■ Work to be completed
In the entries below, how many lines contain the word "with"? State the number and nothing more.
:: Given data ::
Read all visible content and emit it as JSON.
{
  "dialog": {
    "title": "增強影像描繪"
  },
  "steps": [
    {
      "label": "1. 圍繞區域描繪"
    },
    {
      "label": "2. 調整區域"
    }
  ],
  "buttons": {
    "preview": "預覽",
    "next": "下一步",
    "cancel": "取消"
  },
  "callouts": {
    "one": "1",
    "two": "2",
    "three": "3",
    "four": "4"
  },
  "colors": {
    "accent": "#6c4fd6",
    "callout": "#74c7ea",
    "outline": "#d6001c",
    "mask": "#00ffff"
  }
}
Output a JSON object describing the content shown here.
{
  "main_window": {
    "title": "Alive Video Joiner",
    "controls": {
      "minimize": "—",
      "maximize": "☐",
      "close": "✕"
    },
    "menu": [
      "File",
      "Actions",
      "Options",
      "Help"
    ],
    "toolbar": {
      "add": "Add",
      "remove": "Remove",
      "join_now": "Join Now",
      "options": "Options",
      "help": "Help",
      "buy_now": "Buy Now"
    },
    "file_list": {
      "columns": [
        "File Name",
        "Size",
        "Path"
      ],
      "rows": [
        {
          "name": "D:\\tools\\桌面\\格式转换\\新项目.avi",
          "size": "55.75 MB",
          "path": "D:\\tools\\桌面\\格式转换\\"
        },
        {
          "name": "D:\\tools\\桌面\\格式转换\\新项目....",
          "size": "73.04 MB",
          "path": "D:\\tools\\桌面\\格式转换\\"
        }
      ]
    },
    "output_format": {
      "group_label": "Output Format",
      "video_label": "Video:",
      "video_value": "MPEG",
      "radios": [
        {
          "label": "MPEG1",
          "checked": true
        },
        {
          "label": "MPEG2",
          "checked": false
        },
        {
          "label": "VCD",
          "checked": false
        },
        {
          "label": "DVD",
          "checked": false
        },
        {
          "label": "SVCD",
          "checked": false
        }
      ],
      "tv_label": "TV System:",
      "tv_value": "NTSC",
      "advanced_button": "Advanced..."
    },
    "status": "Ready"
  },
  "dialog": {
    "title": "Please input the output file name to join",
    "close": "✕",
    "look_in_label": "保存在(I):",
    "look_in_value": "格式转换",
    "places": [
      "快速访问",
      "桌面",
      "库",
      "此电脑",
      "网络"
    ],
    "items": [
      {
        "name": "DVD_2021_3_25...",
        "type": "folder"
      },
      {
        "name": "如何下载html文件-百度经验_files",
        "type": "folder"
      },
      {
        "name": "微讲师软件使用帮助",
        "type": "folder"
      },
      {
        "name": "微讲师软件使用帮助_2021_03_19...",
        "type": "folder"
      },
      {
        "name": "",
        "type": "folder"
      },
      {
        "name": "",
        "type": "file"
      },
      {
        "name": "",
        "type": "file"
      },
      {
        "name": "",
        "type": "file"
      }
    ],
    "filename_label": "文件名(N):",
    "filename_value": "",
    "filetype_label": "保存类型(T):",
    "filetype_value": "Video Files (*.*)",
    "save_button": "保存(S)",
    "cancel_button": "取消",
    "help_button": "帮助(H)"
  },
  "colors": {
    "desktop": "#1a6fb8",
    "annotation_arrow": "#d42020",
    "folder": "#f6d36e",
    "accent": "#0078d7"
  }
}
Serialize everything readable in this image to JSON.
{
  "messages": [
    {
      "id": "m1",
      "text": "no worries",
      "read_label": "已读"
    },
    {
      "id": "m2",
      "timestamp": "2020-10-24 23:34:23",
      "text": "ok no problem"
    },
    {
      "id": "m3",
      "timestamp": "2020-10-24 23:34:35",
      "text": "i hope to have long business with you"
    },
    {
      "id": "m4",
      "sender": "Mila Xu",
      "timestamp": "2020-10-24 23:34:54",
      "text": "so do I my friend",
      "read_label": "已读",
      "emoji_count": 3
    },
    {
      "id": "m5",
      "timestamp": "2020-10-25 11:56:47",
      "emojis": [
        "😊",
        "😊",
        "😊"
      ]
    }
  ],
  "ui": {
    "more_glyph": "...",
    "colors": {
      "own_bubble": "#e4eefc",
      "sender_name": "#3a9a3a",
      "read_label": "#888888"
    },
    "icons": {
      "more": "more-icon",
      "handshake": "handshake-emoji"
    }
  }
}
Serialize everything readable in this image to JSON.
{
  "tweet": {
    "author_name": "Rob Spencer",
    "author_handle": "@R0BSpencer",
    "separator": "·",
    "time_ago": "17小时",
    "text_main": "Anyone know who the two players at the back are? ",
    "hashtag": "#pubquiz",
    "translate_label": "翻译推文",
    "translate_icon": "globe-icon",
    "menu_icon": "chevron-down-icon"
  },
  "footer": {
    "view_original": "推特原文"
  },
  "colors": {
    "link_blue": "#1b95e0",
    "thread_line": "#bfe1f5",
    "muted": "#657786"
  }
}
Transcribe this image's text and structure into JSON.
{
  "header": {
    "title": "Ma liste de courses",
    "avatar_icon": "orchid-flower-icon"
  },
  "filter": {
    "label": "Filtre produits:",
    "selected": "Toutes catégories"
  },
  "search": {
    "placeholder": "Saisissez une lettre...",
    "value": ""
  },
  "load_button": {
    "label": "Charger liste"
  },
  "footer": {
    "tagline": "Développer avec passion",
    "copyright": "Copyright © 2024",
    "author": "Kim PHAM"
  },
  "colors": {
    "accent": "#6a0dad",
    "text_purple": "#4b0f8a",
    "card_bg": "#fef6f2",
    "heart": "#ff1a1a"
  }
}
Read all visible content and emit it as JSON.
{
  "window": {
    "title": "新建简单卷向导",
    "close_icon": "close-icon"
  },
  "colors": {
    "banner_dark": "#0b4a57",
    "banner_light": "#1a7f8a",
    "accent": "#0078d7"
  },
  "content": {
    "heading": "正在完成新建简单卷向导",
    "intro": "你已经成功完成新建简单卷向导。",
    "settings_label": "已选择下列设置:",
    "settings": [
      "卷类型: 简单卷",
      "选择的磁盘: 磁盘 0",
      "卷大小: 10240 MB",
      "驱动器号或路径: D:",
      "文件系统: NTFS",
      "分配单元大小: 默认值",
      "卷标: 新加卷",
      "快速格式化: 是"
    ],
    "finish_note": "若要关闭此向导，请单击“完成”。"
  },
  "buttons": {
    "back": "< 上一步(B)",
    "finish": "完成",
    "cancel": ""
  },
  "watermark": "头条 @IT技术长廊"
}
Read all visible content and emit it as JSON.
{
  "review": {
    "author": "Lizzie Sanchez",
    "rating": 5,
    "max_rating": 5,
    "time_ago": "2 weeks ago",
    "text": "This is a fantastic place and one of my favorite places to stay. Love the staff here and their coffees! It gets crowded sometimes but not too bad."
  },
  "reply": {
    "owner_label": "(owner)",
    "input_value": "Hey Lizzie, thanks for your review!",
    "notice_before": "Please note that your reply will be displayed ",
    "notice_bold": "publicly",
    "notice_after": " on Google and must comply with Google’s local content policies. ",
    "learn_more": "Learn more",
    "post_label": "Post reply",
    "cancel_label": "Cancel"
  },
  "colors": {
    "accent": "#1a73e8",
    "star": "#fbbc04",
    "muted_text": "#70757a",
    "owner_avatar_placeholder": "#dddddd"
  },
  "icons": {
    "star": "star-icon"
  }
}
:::
■ Exercise solution
2